What is required:
Pick each line containing the word "screenshot" out of the data below.

*** Opening Data for analysis ***

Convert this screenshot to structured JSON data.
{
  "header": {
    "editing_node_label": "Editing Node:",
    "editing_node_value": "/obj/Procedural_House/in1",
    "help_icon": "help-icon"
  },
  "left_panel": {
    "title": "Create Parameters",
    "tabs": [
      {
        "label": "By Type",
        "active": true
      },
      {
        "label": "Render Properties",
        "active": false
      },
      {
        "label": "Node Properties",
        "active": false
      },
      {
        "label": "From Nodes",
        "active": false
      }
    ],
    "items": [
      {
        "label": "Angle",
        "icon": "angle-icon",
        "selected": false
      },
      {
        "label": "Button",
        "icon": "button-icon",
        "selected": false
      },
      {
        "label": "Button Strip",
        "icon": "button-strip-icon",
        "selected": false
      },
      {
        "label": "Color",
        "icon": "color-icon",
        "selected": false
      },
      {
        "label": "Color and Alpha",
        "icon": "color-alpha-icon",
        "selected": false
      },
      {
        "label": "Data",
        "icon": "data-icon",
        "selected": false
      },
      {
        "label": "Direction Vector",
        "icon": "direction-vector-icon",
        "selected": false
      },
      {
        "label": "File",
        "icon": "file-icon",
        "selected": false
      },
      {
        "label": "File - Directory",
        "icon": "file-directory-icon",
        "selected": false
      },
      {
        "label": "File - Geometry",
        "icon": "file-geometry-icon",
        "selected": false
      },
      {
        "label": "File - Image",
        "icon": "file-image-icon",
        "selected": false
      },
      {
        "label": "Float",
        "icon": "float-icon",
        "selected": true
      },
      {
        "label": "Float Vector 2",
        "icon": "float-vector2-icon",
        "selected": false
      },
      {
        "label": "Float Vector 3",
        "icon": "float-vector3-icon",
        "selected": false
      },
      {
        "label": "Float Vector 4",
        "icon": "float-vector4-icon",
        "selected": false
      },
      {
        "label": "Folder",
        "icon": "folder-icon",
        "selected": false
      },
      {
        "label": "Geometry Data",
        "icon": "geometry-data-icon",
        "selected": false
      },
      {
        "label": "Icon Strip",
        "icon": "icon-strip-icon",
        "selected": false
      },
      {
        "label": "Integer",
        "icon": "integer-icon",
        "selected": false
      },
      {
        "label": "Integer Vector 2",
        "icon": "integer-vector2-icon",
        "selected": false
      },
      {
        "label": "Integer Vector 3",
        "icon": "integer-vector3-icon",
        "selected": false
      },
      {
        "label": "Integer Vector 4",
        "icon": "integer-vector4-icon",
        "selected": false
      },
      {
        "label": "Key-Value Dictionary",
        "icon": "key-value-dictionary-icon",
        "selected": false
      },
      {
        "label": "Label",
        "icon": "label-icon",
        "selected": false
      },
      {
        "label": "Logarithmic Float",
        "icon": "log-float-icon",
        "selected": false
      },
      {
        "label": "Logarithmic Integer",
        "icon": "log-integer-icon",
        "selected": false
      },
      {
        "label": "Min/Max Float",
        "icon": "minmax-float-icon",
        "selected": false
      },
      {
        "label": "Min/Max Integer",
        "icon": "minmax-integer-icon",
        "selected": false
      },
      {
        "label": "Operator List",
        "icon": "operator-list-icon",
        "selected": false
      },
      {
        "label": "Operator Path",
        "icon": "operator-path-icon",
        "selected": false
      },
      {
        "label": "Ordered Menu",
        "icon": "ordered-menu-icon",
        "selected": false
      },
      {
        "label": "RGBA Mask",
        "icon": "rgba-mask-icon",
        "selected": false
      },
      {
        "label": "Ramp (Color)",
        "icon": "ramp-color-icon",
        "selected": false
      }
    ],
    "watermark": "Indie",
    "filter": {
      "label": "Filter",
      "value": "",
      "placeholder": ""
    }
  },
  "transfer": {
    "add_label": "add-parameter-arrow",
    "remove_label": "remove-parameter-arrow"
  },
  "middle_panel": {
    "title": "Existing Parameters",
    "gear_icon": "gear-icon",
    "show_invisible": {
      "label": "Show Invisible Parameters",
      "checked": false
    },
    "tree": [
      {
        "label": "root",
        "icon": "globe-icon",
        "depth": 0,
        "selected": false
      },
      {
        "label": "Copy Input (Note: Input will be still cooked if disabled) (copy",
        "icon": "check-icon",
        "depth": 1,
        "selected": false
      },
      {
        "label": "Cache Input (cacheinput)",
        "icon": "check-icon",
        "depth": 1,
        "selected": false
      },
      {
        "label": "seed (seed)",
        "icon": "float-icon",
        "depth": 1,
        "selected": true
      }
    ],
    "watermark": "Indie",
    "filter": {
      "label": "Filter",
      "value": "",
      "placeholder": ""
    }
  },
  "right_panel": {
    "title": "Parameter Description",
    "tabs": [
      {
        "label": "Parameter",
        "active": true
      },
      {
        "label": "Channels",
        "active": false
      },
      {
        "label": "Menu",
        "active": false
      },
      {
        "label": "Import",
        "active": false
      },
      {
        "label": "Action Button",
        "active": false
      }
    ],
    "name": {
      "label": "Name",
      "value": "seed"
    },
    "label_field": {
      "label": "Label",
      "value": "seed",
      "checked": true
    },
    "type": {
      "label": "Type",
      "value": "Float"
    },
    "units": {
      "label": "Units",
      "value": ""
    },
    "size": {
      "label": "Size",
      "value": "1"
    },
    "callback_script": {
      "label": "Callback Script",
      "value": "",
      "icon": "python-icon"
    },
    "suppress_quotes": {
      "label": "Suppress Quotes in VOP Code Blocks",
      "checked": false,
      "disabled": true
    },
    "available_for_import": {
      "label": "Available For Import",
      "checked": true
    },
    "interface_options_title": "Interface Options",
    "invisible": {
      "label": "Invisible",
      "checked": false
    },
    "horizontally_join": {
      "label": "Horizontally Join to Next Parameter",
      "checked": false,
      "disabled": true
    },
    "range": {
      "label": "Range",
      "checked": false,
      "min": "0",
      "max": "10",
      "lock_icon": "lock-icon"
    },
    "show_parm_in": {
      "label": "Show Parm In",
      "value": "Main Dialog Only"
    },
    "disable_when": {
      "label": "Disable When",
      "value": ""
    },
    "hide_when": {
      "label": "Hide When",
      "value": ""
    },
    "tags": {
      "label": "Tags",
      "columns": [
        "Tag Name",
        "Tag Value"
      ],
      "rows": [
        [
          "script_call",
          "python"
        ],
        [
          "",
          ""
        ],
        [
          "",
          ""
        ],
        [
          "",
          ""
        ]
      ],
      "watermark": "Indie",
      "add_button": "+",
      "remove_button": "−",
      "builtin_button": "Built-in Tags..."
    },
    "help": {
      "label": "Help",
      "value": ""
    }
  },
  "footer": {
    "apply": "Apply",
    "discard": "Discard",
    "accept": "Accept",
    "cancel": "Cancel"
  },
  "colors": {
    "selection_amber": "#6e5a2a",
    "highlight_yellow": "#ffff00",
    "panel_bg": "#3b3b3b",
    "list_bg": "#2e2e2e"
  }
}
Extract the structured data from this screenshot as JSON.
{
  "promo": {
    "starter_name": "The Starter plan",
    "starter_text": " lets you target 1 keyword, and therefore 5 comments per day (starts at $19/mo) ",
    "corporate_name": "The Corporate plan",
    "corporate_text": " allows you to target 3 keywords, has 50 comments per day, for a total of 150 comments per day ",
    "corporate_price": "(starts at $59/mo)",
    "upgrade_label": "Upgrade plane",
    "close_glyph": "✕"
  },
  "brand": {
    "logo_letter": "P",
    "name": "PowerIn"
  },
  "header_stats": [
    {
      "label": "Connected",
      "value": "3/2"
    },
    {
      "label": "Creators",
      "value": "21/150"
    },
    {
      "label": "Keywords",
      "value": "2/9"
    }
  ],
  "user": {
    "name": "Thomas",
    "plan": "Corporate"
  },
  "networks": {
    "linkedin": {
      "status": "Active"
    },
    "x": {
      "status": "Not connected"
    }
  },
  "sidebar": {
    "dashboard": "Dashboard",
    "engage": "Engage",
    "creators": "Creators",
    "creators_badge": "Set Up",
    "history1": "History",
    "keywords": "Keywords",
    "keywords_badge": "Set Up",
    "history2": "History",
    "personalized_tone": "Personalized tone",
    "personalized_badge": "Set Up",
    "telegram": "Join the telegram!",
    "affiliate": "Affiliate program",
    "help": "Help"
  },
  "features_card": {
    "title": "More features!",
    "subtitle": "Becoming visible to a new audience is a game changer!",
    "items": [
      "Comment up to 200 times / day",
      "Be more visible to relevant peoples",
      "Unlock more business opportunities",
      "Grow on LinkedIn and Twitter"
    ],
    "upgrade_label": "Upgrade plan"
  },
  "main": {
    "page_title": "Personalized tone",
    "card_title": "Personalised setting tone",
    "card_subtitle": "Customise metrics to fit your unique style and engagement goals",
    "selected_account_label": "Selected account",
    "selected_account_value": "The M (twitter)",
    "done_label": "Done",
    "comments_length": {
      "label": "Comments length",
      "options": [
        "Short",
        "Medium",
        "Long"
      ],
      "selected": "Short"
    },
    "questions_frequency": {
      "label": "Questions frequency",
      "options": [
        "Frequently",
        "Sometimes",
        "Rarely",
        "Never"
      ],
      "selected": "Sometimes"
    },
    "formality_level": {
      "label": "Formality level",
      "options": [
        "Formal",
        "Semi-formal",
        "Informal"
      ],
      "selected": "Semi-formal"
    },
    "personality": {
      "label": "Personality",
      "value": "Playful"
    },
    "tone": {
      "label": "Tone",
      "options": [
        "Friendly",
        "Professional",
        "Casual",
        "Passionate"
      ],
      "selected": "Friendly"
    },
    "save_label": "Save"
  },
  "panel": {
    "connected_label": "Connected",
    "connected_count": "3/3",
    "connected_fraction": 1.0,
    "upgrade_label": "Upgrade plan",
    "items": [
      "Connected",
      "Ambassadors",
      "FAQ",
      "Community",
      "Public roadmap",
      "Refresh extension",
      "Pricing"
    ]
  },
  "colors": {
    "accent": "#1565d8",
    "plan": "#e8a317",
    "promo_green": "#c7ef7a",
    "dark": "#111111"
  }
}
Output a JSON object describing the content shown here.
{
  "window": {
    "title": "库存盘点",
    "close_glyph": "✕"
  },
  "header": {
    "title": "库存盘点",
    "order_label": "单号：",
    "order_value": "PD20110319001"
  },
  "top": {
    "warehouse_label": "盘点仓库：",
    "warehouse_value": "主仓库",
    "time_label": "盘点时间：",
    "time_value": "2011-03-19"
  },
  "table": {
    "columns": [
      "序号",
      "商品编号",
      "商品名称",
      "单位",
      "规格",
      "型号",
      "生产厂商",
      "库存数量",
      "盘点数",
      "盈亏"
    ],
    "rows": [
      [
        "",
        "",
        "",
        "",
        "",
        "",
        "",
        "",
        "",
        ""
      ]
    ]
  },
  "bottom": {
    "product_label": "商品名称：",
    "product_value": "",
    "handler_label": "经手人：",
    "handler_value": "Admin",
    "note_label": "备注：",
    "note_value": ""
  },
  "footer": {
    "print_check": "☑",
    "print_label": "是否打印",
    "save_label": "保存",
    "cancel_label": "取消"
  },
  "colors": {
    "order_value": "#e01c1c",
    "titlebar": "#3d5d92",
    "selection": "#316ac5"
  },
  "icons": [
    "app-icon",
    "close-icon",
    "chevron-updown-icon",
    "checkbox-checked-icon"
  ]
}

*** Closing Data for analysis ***

Reply to the exercise:
Convert this screenshot to structured JSON data.
Extract the structured data from this screenshot as JSON.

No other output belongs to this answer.